Please repeat every record exactly, leaving out any pictures.

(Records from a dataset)
[Start of section]
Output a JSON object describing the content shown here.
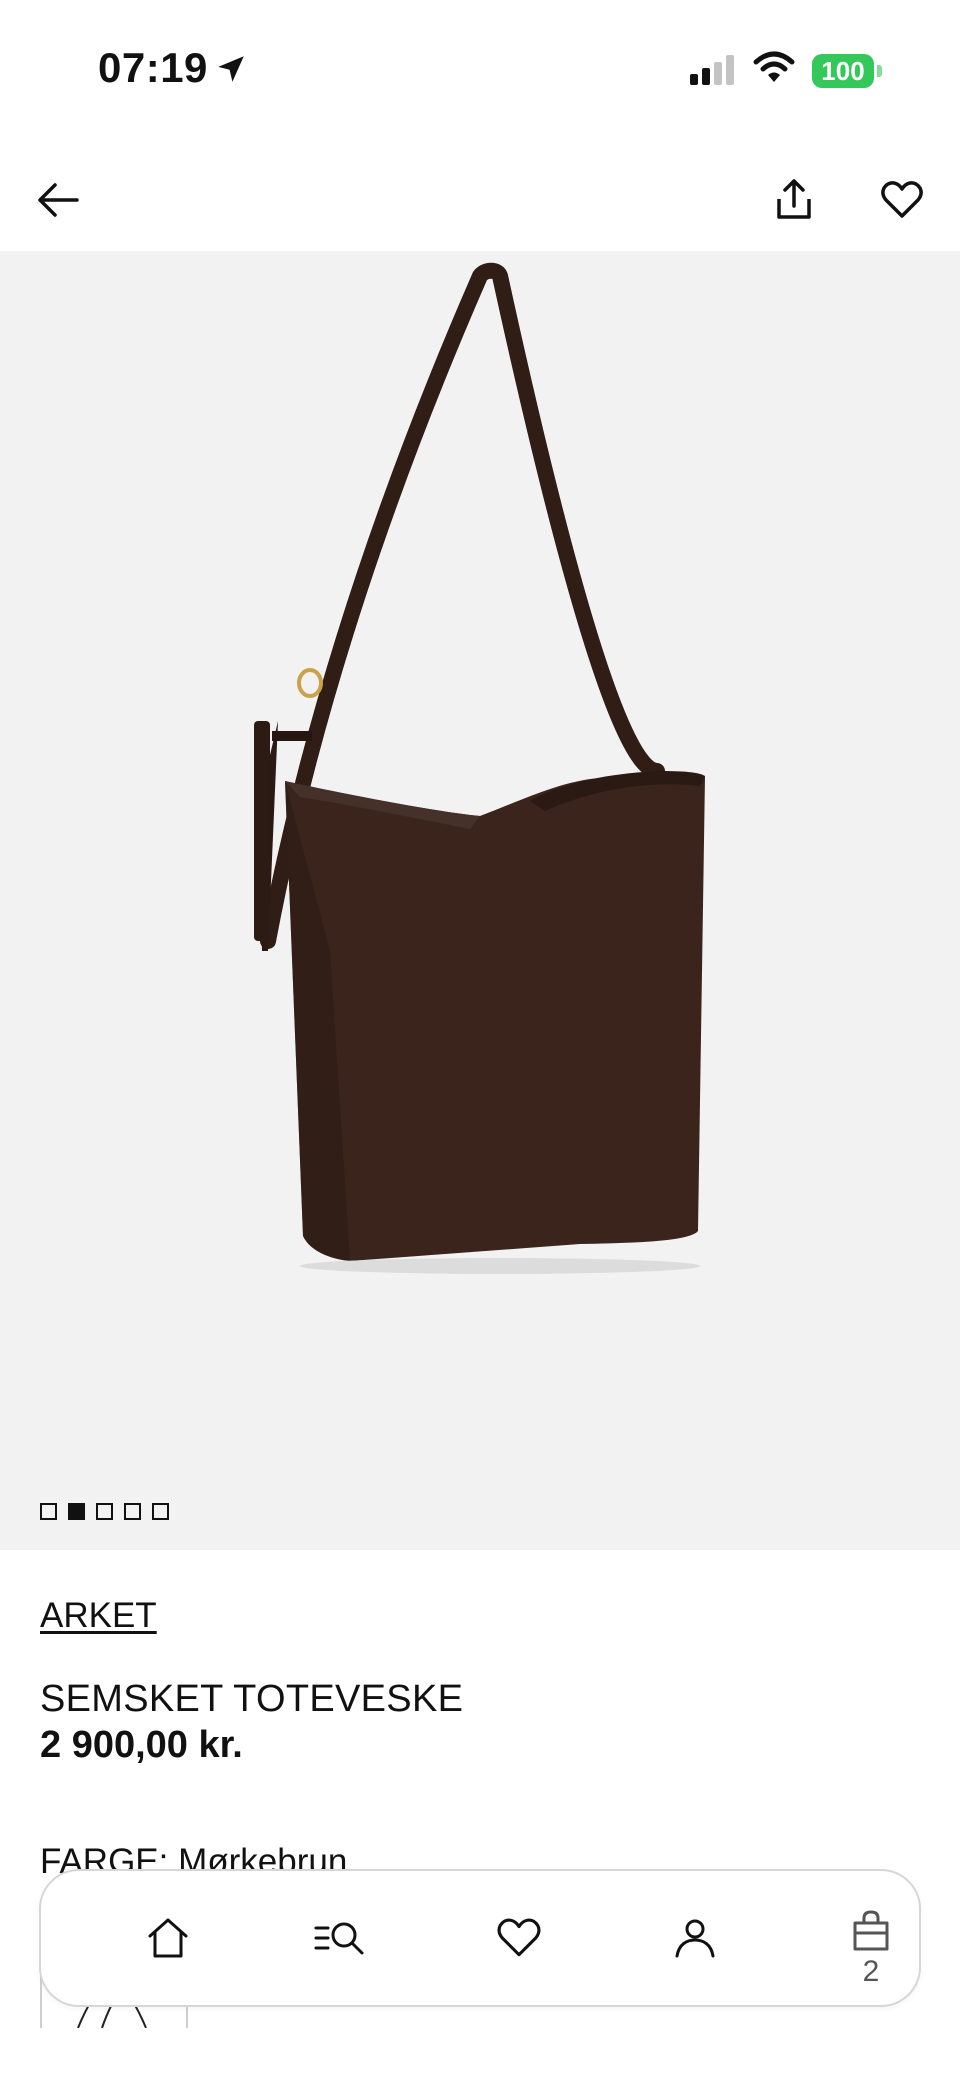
{
  "status_bar": {
    "time": "07:19",
    "battery": "100"
  },
  "top_nav": {
    "back_icon": "arrow-left-icon",
    "share_icon": "share-icon",
    "favorite_icon": "heart-icon"
  },
  "gallery": {
    "image_count": 5,
    "active_index": 1
  },
  "product": {
    "brand": "ARKET",
    "title": "SEMSKET TOTEVESKE",
    "price": "2 900,00 kr.",
    "color_label": "FARGE: Mørkebrun"
  },
  "tab_bar": {
    "items": [
      {
        "name": "home",
        "icon": "home-icon"
      },
      {
        "name": "search",
        "icon": "search-icon"
      },
      {
        "name": "wishlist",
        "icon": "heart-icon"
      },
      {
        "name": "account",
        "icon": "user-icon"
      },
      {
        "name": "bag",
        "icon": "bag-icon"
      }
    ],
    "bag_count": "2"
  },
  "colors": {
    "accent": "#111111",
    "battery": "#34c759",
    "image_bg": "#f2f2f2",
    "bag_brown": "#3a241c"
  }
}
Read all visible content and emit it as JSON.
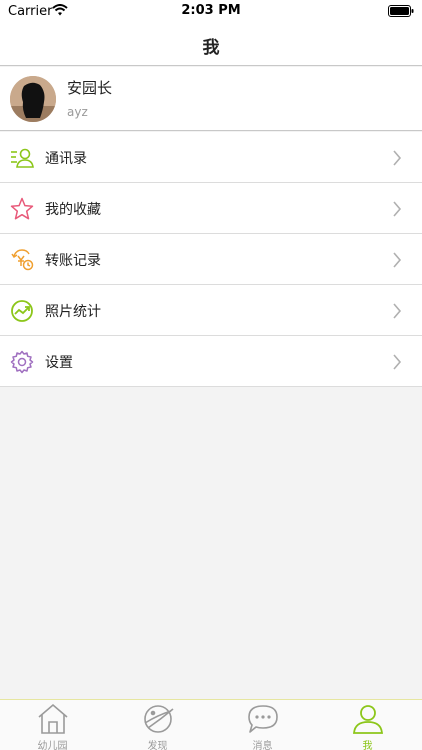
{
  "status_bar": {
    "carrier": "Carrier",
    "time": "2:03 PM"
  },
  "nav": {
    "title": "我"
  },
  "profile": {
    "name": "安园长",
    "account": "ayz"
  },
  "menu": {
    "items": [
      {
        "label": "通讯录",
        "icon": "contacts-icon",
        "color": "#8cc61a"
      },
      {
        "label": "我的收藏",
        "icon": "star-icon",
        "color": "#e85a7a"
      },
      {
        "label": "转账记录",
        "icon": "transfer-icon",
        "color": "#f0a030"
      },
      {
        "label": "照片统计",
        "icon": "photo-stats-icon",
        "color": "#8cc61a"
      },
      {
        "label": "设置",
        "icon": "gear-icon",
        "color": "#a070c0"
      }
    ]
  },
  "tabs": [
    {
      "label": "幼儿园",
      "icon": "home-icon",
      "active": false
    },
    {
      "label": "发现",
      "icon": "planet-icon",
      "active": false
    },
    {
      "label": "消息",
      "icon": "chat-icon",
      "active": false
    },
    {
      "label": "我",
      "icon": "person-icon",
      "active": true
    }
  ],
  "colors": {
    "accent": "#8cc61a",
    "inactive": "#9a9a9a"
  }
}
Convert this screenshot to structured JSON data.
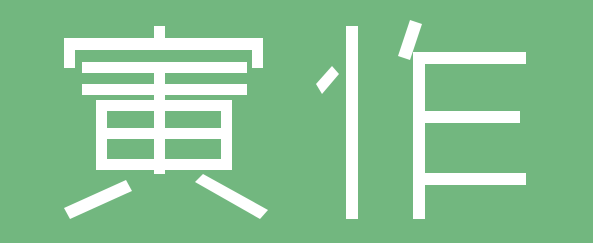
{
  "logo": {
    "text": "寅作",
    "background_color": "#72b77f",
    "foreground_color": "#ffffff"
  }
}
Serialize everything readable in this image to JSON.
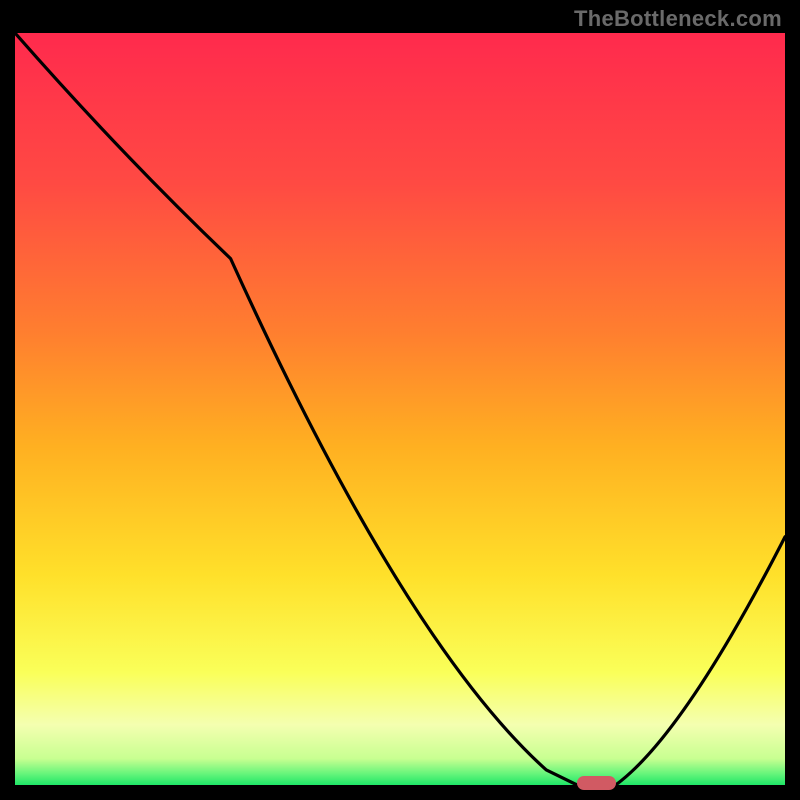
{
  "watermark": "TheBottleneck.com",
  "colors": {
    "gradient": [
      {
        "offset": 0.0,
        "hex": "#ff2a4d"
      },
      {
        "offset": 0.2,
        "hex": "#ff4a43"
      },
      {
        "offset": 0.4,
        "hex": "#ff7f2f"
      },
      {
        "offset": 0.55,
        "hex": "#ffb021"
      },
      {
        "offset": 0.72,
        "hex": "#ffe02a"
      },
      {
        "offset": 0.85,
        "hex": "#faff59"
      },
      {
        "offset": 0.92,
        "hex": "#f4ffb0"
      },
      {
        "offset": 0.965,
        "hex": "#c8ff91"
      },
      {
        "offset": 0.985,
        "hex": "#66f57b"
      },
      {
        "offset": 1.0,
        "hex": "#1fe667"
      }
    ],
    "curve": "#000000",
    "marker": "#d15a63",
    "frame_border": "#000000"
  },
  "chart_data": {
    "type": "line",
    "title": "",
    "xlabel": "",
    "ylabel": "",
    "xlim": [
      0,
      100
    ],
    "ylim": [
      0,
      100
    ],
    "x": [
      0,
      28,
      69,
      73,
      78,
      100
    ],
    "values": [
      100,
      70,
      2,
      0,
      0,
      33
    ],
    "marker": {
      "x": 75.5,
      "y": 0,
      "width_pct": 5.0
    },
    "grid": false,
    "legend": false
  }
}
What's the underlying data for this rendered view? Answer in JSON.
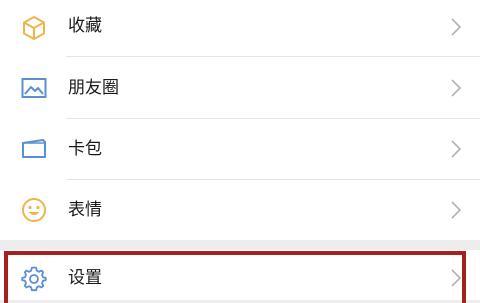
{
  "menu": {
    "items": [
      {
        "label": "收藏",
        "icon": "cube-icon"
      },
      {
        "label": "朋友圈",
        "icon": "image-icon"
      },
      {
        "label": "卡包",
        "icon": "card-icon"
      },
      {
        "label": "表情",
        "icon": "smile-icon"
      }
    ],
    "settings": {
      "label": "设置",
      "icon": "gear-icon"
    }
  },
  "colors": {
    "background": "#ededed",
    "row": "#ffffff",
    "icon_yellow": "#f2b34a",
    "icon_blue": "#5b8fd4",
    "highlight": "#a8201d"
  }
}
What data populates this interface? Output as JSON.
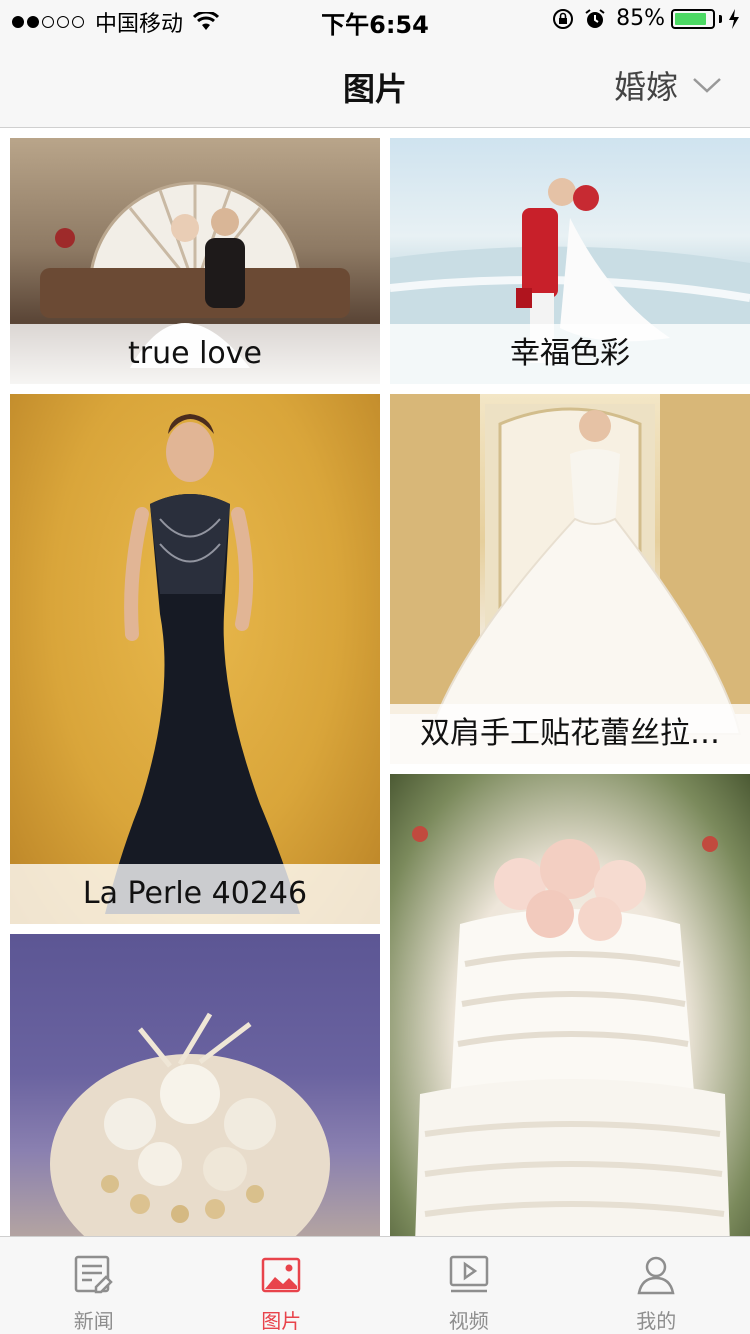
{
  "status_bar": {
    "carrier": "中国移动",
    "time": "下午6:54",
    "battery_percent": "85%",
    "battery_level": 0.85,
    "signal_bars_filled": 2,
    "signal_bars_total": 5
  },
  "nav": {
    "title": "图片",
    "filter_label": "婚嫁",
    "filter_icon": "chevron-down-icon"
  },
  "gallery": {
    "items": [
      {
        "caption": "true love"
      },
      {
        "caption": "幸福色彩"
      },
      {
        "caption": "La Perle 40246"
      },
      {
        "caption": "双肩手工贴花蕾丝拉…"
      },
      {
        "caption": ""
      },
      {
        "caption": ""
      }
    ]
  },
  "tabbar": {
    "active_color": "#e8434b",
    "inactive_color": "#8e8e8e",
    "tabs": [
      {
        "label": "新闻",
        "icon": "news-icon",
        "active": false
      },
      {
        "label": "图片",
        "icon": "picture-icon",
        "active": true
      },
      {
        "label": "视频",
        "icon": "video-icon",
        "active": false
      },
      {
        "label": "我的",
        "icon": "user-icon",
        "active": false
      }
    ]
  }
}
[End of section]
Answer to this problem –
Output a JSON object describing the content shown here.
{
  "status_bar": {
    "time": "07:19",
    "battery": "100"
  },
  "top_nav": {
    "back_icon": "arrow-left-icon",
    "share_icon": "share-icon",
    "favorite_icon": "heart-icon"
  },
  "gallery": {
    "image_count": 5,
    "active_index": 1
  },
  "product": {
    "brand": "ARKET",
    "title": "SEMSKET TOTEVESKE",
    "price": "2 900,00 kr.",
    "color_label": "FARGE: Mørkebrun"
  },
  "tab_bar": {
    "items": [
      {
        "name": "home",
        "icon": "home-icon"
      },
      {
        "name": "search",
        "icon": "search-icon"
      },
      {
        "name": "wishlist",
        "icon": "heart-icon"
      },
      {
        "name": "account",
        "icon": "user-icon"
      },
      {
        "name": "bag",
        "icon": "bag-icon"
      }
    ],
    "bag_count": "2"
  },
  "colors": {
    "accent": "#111111",
    "battery": "#34c759",
    "image_bg": "#f2f2f2",
    "bag_brown": "#3a241c"
  }
}
Read all visible content and emit it as JSON.
{
  "status_bar": {
    "carrier": "Carrier",
    "time": "2:03 PM"
  },
  "nav": {
    "title": "我"
  },
  "profile": {
    "name": "安园长",
    "account": "ayz"
  },
  "menu": {
    "items": [
      {
        "label": "通讯录",
        "icon": "contacts-icon",
        "color": "#8cc61a"
      },
      {
        "label": "我的收藏",
        "icon": "star-icon",
        "color": "#e85a7a"
      },
      {
        "label": "转账记录",
        "icon": "transfer-icon",
        "color": "#f0a030"
      },
      {
        "label": "照片统计",
        "icon": "photo-stats-icon",
        "color": "#8cc61a"
      },
      {
        "label": "设置",
        "icon": "gear-icon",
        "color": "#a070c0"
      }
    ]
  },
  "tabs": [
    {
      "label": "幼儿园",
      "icon": "home-icon",
      "active": false
    },
    {
      "label": "发现",
      "icon": "planet-icon",
      "active": false
    },
    {
      "label": "消息",
      "icon": "chat-icon",
      "active": false
    },
    {
      "label": "我",
      "icon": "person-icon",
      "active": true
    }
  ],
  "colors": {
    "accent": "#8cc61a",
    "inactive": "#9a9a9a"
  }
}
Convert this screenshot to structured JSON data.
{
  "logo": {
    "text": "寅作",
    "background_color": "#72b77f",
    "foreground_color": "#ffffff"
  }
}
Serialize everything readable in this image to JSON.
{
  "watermark": "TheBottleneck.com",
  "colors": {
    "gradient": [
      {
        "offset": 0.0,
        "hex": "#ff2a4d"
      },
      {
        "offset": 0.2,
        "hex": "#ff4a43"
      },
      {
        "offset": 0.4,
        "hex": "#ff7f2f"
      },
      {
        "offset": 0.55,
        "hex": "#ffb021"
      },
      {
        "offset": 0.72,
        "hex": "#ffe02a"
      },
      {
        "offset": 0.85,
        "hex": "#faff59"
      },
      {
        "offset": 0.92,
        "hex": "#f4ffb0"
      },
      {
        "offset": 0.965,
        "hex": "#c8ff91"
      },
      {
        "offset": 0.985,
        "hex": "#66f57b"
      },
      {
        "offset": 1.0,
        "hex": "#1fe667"
      }
    ],
    "curve": "#000000",
    "marker": "#d15a63",
    "frame_border": "#000000"
  },
  "chart_data": {
    "type": "line",
    "title": "",
    "xlabel": "",
    "ylabel": "",
    "xlim": [
      0,
      100
    ],
    "ylim": [
      0,
      100
    ],
    "x": [
      0,
      28,
      69,
      73,
      78,
      100
    ],
    "values": [
      100,
      70,
      2,
      0,
      0,
      33
    ],
    "marker": {
      "x": 75.5,
      "y": 0,
      "width_pct": 5.0
    },
    "grid": false,
    "legend": false
  }
}
What's the underlying data for this rendered view? Answer in JSON.
{
  "menu": {
    "items": [
      {
        "label": "收藏",
        "icon": "cube-icon"
      },
      {
        "label": "朋友圈",
        "icon": "image-icon"
      },
      {
        "label": "卡包",
        "icon": "card-icon"
      },
      {
        "label": "表情",
        "icon": "smile-icon"
      }
    ],
    "settings": {
      "label": "设置",
      "icon": "gear-icon"
    }
  },
  "colors": {
    "background": "#ededed",
    "row": "#ffffff",
    "icon_yellow": "#f2b34a",
    "icon_blue": "#5b8fd4",
    "highlight": "#a8201d"
  }
}
What data populates this interface? Output as JSON.
{
  "status_bar": {
    "carrier": "中国移动",
    "time": "下午6:54",
    "battery_percent": "85%",
    "battery_level": 0.85,
    "signal_bars_filled": 2,
    "signal_bars_total": 5
  },
  "nav": {
    "title": "图片",
    "filter_label": "婚嫁",
    "filter_icon": "chevron-down-icon"
  },
  "gallery": {
    "items": [
      {
        "caption": "true love"
      },
      {
        "caption": "幸福色彩"
      },
      {
        "caption": "La Perle 40246"
      },
      {
        "caption": "双肩手工贴花蕾丝拉…"
      },
      {
        "caption": ""
      },
      {
        "caption": ""
      }
    ]
  },
  "tabbar": {
    "active_color": "#e8434b",
    "inactive_color": "#8e8e8e",
    "tabs": [
      {
        "label": "新闻",
        "icon": "news-icon",
        "active": false
      },
      {
        "label": "图片",
        "icon": "picture-icon",
        "active": true
      },
      {
        "label": "视频",
        "icon": "video-icon",
        "active": false
      },
      {
        "label": "我的",
        "icon": "user-icon",
        "active": false
      }
    ]
  }
}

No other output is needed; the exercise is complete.